Monday, May 16, 2022
45.0°F

Randy Weaver dies at 74

by BILL BULEY
Hagadone News Network | May 13, 2022 1:00 AM

The man at the center of a standoff in North Idaho 30 years ago that resulted in three deaths and drew national attention has died.

Randy Weaver, whose name will forever be linked to Ruby Ridge, died on Wednesday. He was 74.

His daughter Sara, on her "Ruby Ridge to Freedom" Facebook page, posted this:

"Love you always Dad...."

"See ya next time I see ya"

"January 3, 1948 - May 11, 2022"

Randy Weaver had apparently not been well. On April 21, Sara Weaver wrote, “Those of you that pray and feel led to pray, please pray whatever Holy Spirit puts on your heart for my Dad now. God knows.”

Weaver moved his family to North Idaho in the 1980s. The Army veteran was later suspected of selling a government informant two illegal sawed-off shotguns.

According to an Associated Press report, on Aug. 21, 1992, “a team of U.S. marshals scouting the forest to find suitable places to ambush and arrest Weaver came across his friend, Kevin Harris, and Weaver's 14-year-old son Samuel in the woods. A gunfight broke out. Samuel Weaver and Deputy U.S. Marshal William Degan were killed."

The next day, an FBI sniper shot and wounded Randy Weaver, AP reported.

“As Weaver, Harris and Sara ran back toward the house, the sniper fired a second bullet, which passed through Vicki Weaver's head and wounded Harris in the chest."

The family surrendered on Aug. 31, 1992.

Harris and Randy Weaver were arrested, and Weaver's daughters went to live with their mother's family in Iowa. Randy Weaver was acquitted of the most serious charges and Harris was acquitted of all charges.

The surviving Weavers filed a wrongful death lawsuit. The federal government awarded Randy Weaver a $100,000 settlement and his three daughters $1 million each in 1995, AP reported.

Anti-government people continue to point to Ruby Ridge as reasons to not trust the government. Timothy McVeigh cited Ruby Ridge as motivation for when he bombed the federal building in Oklahoma City in 1995.

Sara Weaver lives near Kalispell, Mont.

In a 2012 interview with the AP, she said, "It killed me inside,” regarding the Oklahoma City bombing. “I knew what it was like to lose a family member in violence. I wouldn’t wish that on anyone.”

Several people posted comments online offerings condolences and praise of Weaver.

“Had the honor of sitting and chatting with Randy not to long after Ruby Ridge. He was an honorable and humble man. You and your family should never had been put through one of the biggest unjust travesty that I had seen in quite some time,” wrote Scott Foster.

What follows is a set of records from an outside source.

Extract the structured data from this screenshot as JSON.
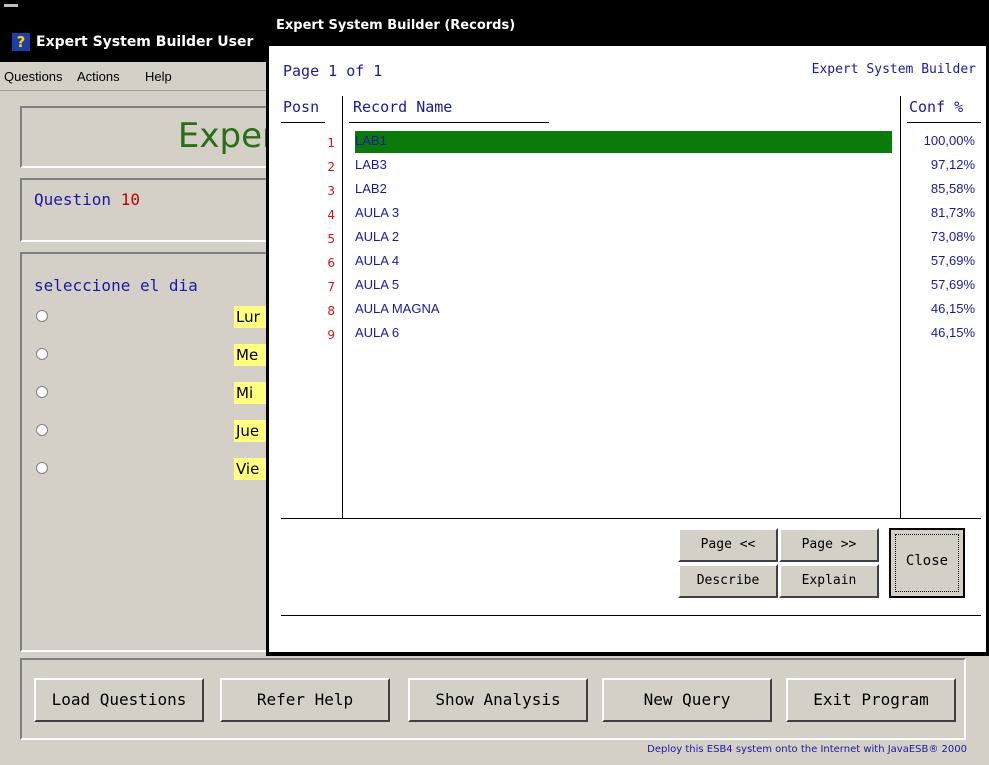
{
  "main_window": {
    "title": "Expert System Builder User",
    "menu": [
      "Questions",
      "Actions",
      "Help"
    ],
    "header_title": "Exper",
    "question_label": "Question",
    "question_number": "10",
    "prompt": "seleccione el dia",
    "options": [
      "Lur",
      "Me",
      "Mi",
      "Jue",
      "Vie"
    ],
    "buttons": {
      "load": "Load Questions",
      "refer": "Refer Help",
      "analysis": "Show Analysis",
      "new_query": "New Query",
      "exit": "Exit Program"
    },
    "deploy_text": "Deploy this ESB4 system onto the Internet with JavaESB® 2000"
  },
  "dialog": {
    "title": "Expert System Builder (Records)",
    "page_label": "Page 1 of 1",
    "brand": "Expert System Builder",
    "columns": {
      "posn": "Posn",
      "name": "Record Name",
      "conf": "Conf %"
    },
    "records": [
      {
        "posn": "1",
        "name": "LAB1",
        "conf": "100,00%"
      },
      {
        "posn": "2",
        "name": "LAB3",
        "conf": "97,12%"
      },
      {
        "posn": "3",
        "name": "LAB2",
        "conf": "85,58%"
      },
      {
        "posn": "4",
        "name": "AULA 3",
        "conf": "81,73%"
      },
      {
        "posn": "5",
        "name": "AULA 2",
        "conf": "73,08%"
      },
      {
        "posn": "6",
        "name": "AULA 4",
        "conf": "57,69%"
      },
      {
        "posn": "7",
        "name": "AULA 5",
        "conf": "57,69%"
      },
      {
        "posn": "8",
        "name": "AULA MAGNA",
        "conf": "46,15%"
      },
      {
        "posn": "9",
        "name": "AULA 6",
        "conf": "46,15%"
      }
    ],
    "buttons": {
      "page_prev": "Page <<",
      "page_next": "Page >>",
      "describe": "Describe",
      "explain": "Explain",
      "close": "Close"
    }
  },
  "colors": {
    "highlight_bar": "#0a7a0a",
    "text_blue": "#1a1aa0",
    "posn_red": "#e01010",
    "option_yellow": "#ffff80"
  }
}
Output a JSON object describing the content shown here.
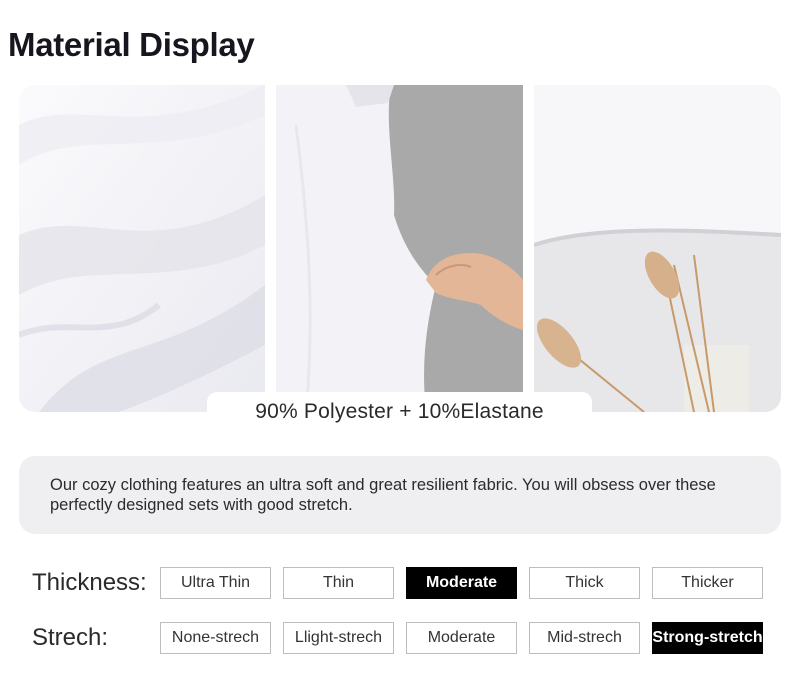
{
  "title": "Material Display",
  "caption": "90% Polyester + 10%Elastane",
  "description": "Our cozy clothing features an ultra soft and great resilient fabric. You will obsess over these perfectly designed sets with good stretch.",
  "thickness": {
    "label": "Thickness:",
    "options": [
      "Ultra Thin",
      "Thin",
      "Moderate",
      "Thick",
      "Thicker"
    ],
    "selected": "Moderate"
  },
  "stretch": {
    "label": "Strech:",
    "options": [
      "None-strech",
      "Llight-strech",
      "Moderate",
      "Mid-strech",
      "Strong-stretch"
    ],
    "selected": "Strong-stretch"
  },
  "colors": {
    "selected_bg": "#000000",
    "panel_bg": "#efeff1",
    "fabric": "#f4f4f8"
  }
}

Another person wrote that after she met Weaver “he touched my shoulder and said, are u ready to listen and I was. He told a brave story, a heartbreaking story and such a gentle sweet man.”

Judy Mathis Riggs wrote: "He was a very special man. We loved going to visit when you all lived here. He loved his Family. Prayers for all of you! We will always remember him!"